In place of Wang, the last man in the six-man standing committee that heads the party hierarchy, the Central Committee added two Deng proteges, Hu Yaobang and Zhao Ziyang.

Hu, perhaps Deng's closest associate in the party, was also given the even more critical post of general secretary of the newly restored party secretariat. The job has such strong historical echoes that it seems to all but name Hu as Deng's chosen successor.

Zhao, up to now the party chief in China's most populous province, Sichuan, reportedly has been brought to Peking to assume major responsibility for day-to-day work of the Chinese government, paralleling Hu's day-to-day party responsibilities as general secretary.

Hu, about 64, and Zhao, 61, represent a second generation of Chinese Communist leaders, groomed to take over from the men like Deng in their seventies and eighties who have run the country for the last 30 years. Their elevation raises questions about the future role of Hua Guofeng, Mao's chosen successor and the current holder of the top positions of party chairman, government premier and military commission chairman.

Hua, about 58, is even younger than Hu and Zhao. He has gained such prominence through a series of unusual overseas trips that his removal could prove embarrassing and politically difficult.

Hua has appeared content to serve so far as a front man for Deng's group, despite his lack of close personal and historical ties with them. The communique announced that a new party congress would be held before a 1982 deadline "in view of rapid changes in the domestic situation." Hua's status might be clarified then, or at a national people's congress scheduled for later this year.

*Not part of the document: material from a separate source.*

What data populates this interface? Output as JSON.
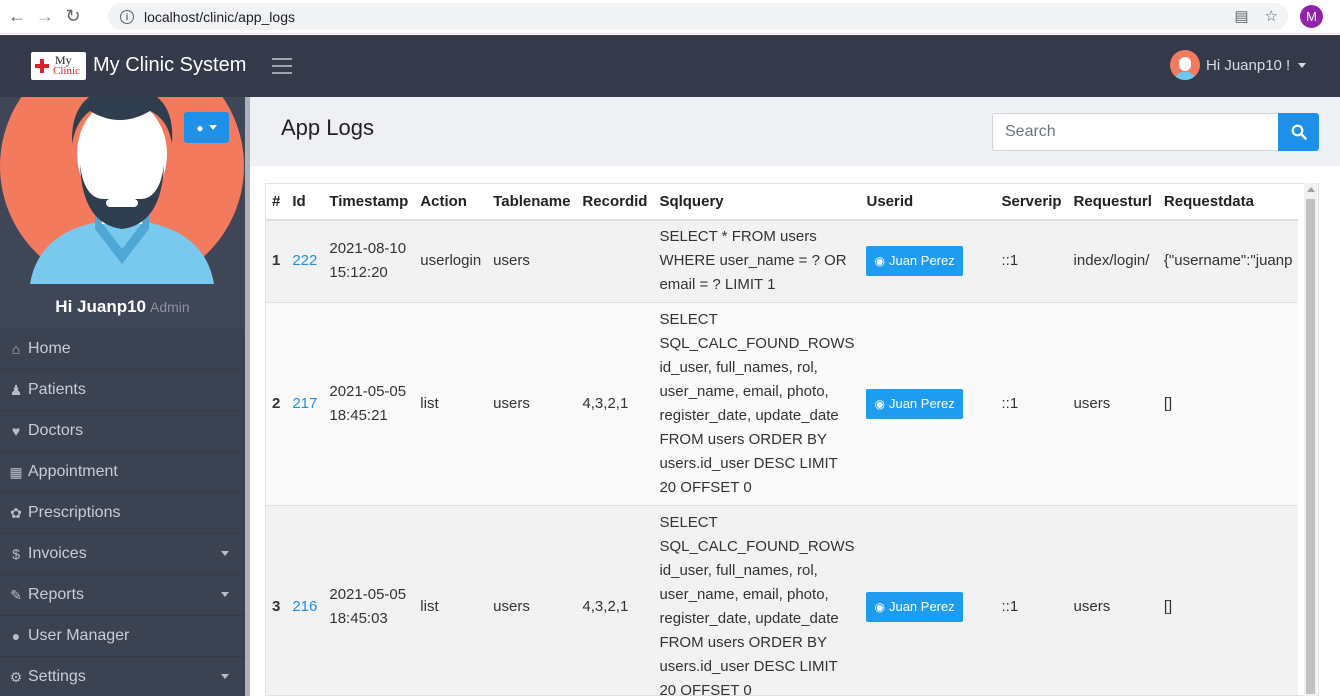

Hu's promotion to general secretary of the party secretariat repeats almost to the last ideograph actions taken by the party committee in 1956, when Deng and Liu were in power. As such it is a blatant slap at Mao and assertion of Deng's personal influence.

In rehabilitating former president Liu, the party communique said it had decided to remove the labels of "renegade, traitor and scab" attached to Liu after his 1966 purge at the beginning of Mao's cultural Revolution.

"This was the biggest frame-up our party has ever known in its history and must be completely overturned," the communique said.

Mao, with the help of the them head of the Army. Lin Biao, launched an attack on Liu, Deng and other party veterans in 1966. Mao felt the party leadership was turning into a collection of uninspired technocrats wedded to their personal privileges and interested in motivating people only through capitalist-style material rewards rather than revolutionary fervor. Mao succeeded in removing thousands of top leaders, but left the government and economy in such turmoil that he reconsidered in the early 1970s, particularly after Lin allegedly tried to assassinate him. In 1973 Mao, urged on by then premier Chou Enlai, began to bring men such as Deng back into power.